(Dataset entries)
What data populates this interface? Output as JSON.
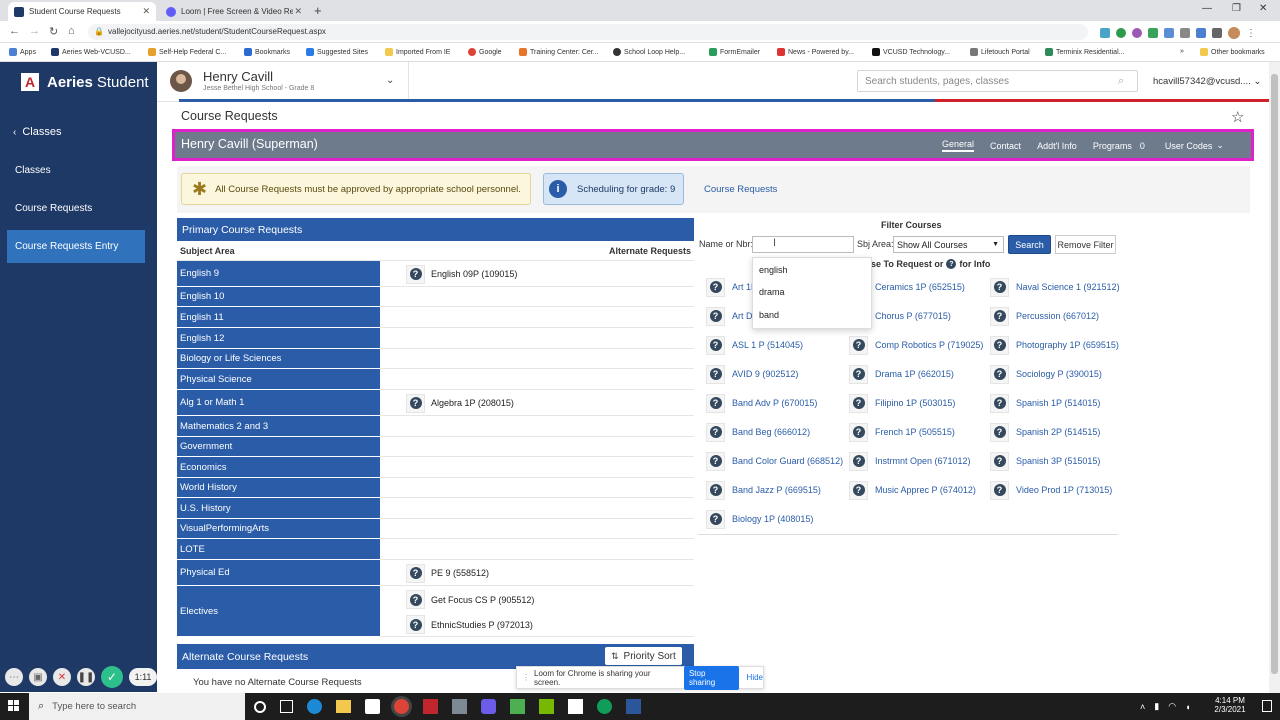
{
  "browser": {
    "tabs": [
      {
        "title": "Student Course Requests",
        "active": true
      },
      {
        "title": "Loom | Free Screen & Video Rec",
        "active": false
      }
    ],
    "url": "vallejocityusd.aeries.net/student/StudentCourseRequest.aspx",
    "bookmarks": [
      "Apps",
      "Aeries Web-VCUSD...",
      "Self-Help Federal C...",
      "Bookmarks",
      "Suggested Sites",
      "Imported From IE",
      "Google",
      "Training Center: Cer...",
      "School Loop Help...",
      "FormEmailer",
      "News - Powered by...",
      "VCUSD Technology...",
      "Lifetouch Portal",
      "Terminix Residential...",
      "Other bookmarks"
    ],
    "overflow": "»"
  },
  "app": {
    "brand_bold": "Aeries",
    "brand_light": "Student",
    "student_name": "Henry Cavill",
    "student_school": "Jesse Bethel High School - Grade 8",
    "search_placeholder": "Search students, pages, classes",
    "user": "hcavill57342@vcusd...."
  },
  "sidebar": {
    "back_label": "Classes",
    "items": [
      {
        "label": "Classes",
        "selected": false
      },
      {
        "label": "Course Requests",
        "selected": false
      },
      {
        "label": "Course Requests Entry",
        "selected": true
      }
    ]
  },
  "page": {
    "title": "Course Requests",
    "student_banner": "Henry Cavill (Superman)",
    "tabs": [
      "General",
      "Contact",
      "Addt'l Info",
      "Programs",
      "User Codes"
    ],
    "programs_count": "0",
    "notice": "All Course Requests must be approved by appropriate school personnel.",
    "scheduling": "Scheduling for grade: 9",
    "course_requests_link": "Course Requests"
  },
  "primary": {
    "header": "Primary Course Requests",
    "col_subject": "Subject Area",
    "col_alternate": "Alternate Requests",
    "rows": [
      {
        "subject": "English 9",
        "courses": [
          "English 09P (109015)"
        ]
      },
      {
        "subject": "English 10",
        "courses": []
      },
      {
        "subject": "English 11",
        "courses": []
      },
      {
        "subject": "English 12",
        "courses": []
      },
      {
        "subject": "Biology or Life Sciences",
        "courses": []
      },
      {
        "subject": "Physical Science",
        "courses": []
      },
      {
        "subject": "Alg 1 or Math 1",
        "courses": [
          "Algebra 1P (208015)"
        ]
      },
      {
        "subject": "Mathematics 2 and 3",
        "courses": []
      },
      {
        "subject": "Government",
        "courses": []
      },
      {
        "subject": "Economics",
        "courses": []
      },
      {
        "subject": "World History",
        "courses": []
      },
      {
        "subject": "U.S. History",
        "courses": []
      },
      {
        "subject": "VisualPerformingArts",
        "courses": []
      },
      {
        "subject": "LOTE",
        "courses": []
      },
      {
        "subject": "Physical Ed",
        "courses": [
          "PE 9 (558512)"
        ]
      },
      {
        "subject": "Electives",
        "courses": [
          "Get Focus CS P (905512)",
          "EthnicStudies P (972013)"
        ]
      }
    ]
  },
  "alternate": {
    "header": "Alternate Course Requests",
    "priority_sort": "Priority Sort",
    "empty": "You have no Alternate Course Requests"
  },
  "filter": {
    "title": "Filter Courses",
    "name_label": "Name or Nbr:",
    "name_value": "",
    "sbj_label": "Sbj Area:",
    "sbj_value": "Show All Courses",
    "search_btn": "Search",
    "remove_btn": "Remove Filter",
    "hint_prefix": "urse To Request or",
    "hint_suffix": "for Info",
    "autocomplete": [
      "english",
      "drama",
      "band"
    ]
  },
  "courses": [
    [
      "Art 1P",
      "Ceramics 1P (652515)",
      "Naval Science 1 (921512)"
    ],
    [
      "Art Di",
      "Chorus P (677015)",
      "Percussion (667012)"
    ],
    [
      "ASL 1 P (514045)",
      "Comp Robotics P (719025)",
      "Photography 1P (659515)"
    ],
    [
      "AVID 9 (902512)",
      "Drama 1P (662015)",
      "Sociology P (390015)"
    ],
    [
      "Band Adv P (670015)",
      "Filipino 1P (503015)",
      "Spanish 1P (514015)"
    ],
    [
      "Band Beg (666012)",
      "French 1P (505515)",
      "Spanish 2P (514515)"
    ],
    [
      "Band Color Guard (668512)",
      "Instrmnt Open (671012)",
      "Spanish 3P (515015)"
    ],
    [
      "Band Jazz P (669515)",
      "Music Apprec P (674012)",
      "Video Prod 1P (713015)"
    ],
    [
      "Biology 1P (408015)",
      "",
      ""
    ]
  ],
  "loom": {
    "timer": "1:11",
    "sharing_text": "Loom for Chrome is sharing your screen.",
    "stop_btn": "Stop sharing",
    "hide_btn": "Hide"
  },
  "taskbar": {
    "search_placeholder": "Type here to search",
    "time": "4:14 PM",
    "date": "2/3/2021"
  },
  "colors": {
    "sidebar": "#1e3966",
    "primary_blue": "#2a5ca8",
    "banner": "#6d7b8d",
    "banner_outline": "#e020c8"
  }
}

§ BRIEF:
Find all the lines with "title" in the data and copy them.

§ RESULT FOR THIS TASK:
        "title": "Student Course Requests",
        "title": "Loom | Free Screen & Video Rec",
    "title": "Course Requests",
    "title": "Filter Courses",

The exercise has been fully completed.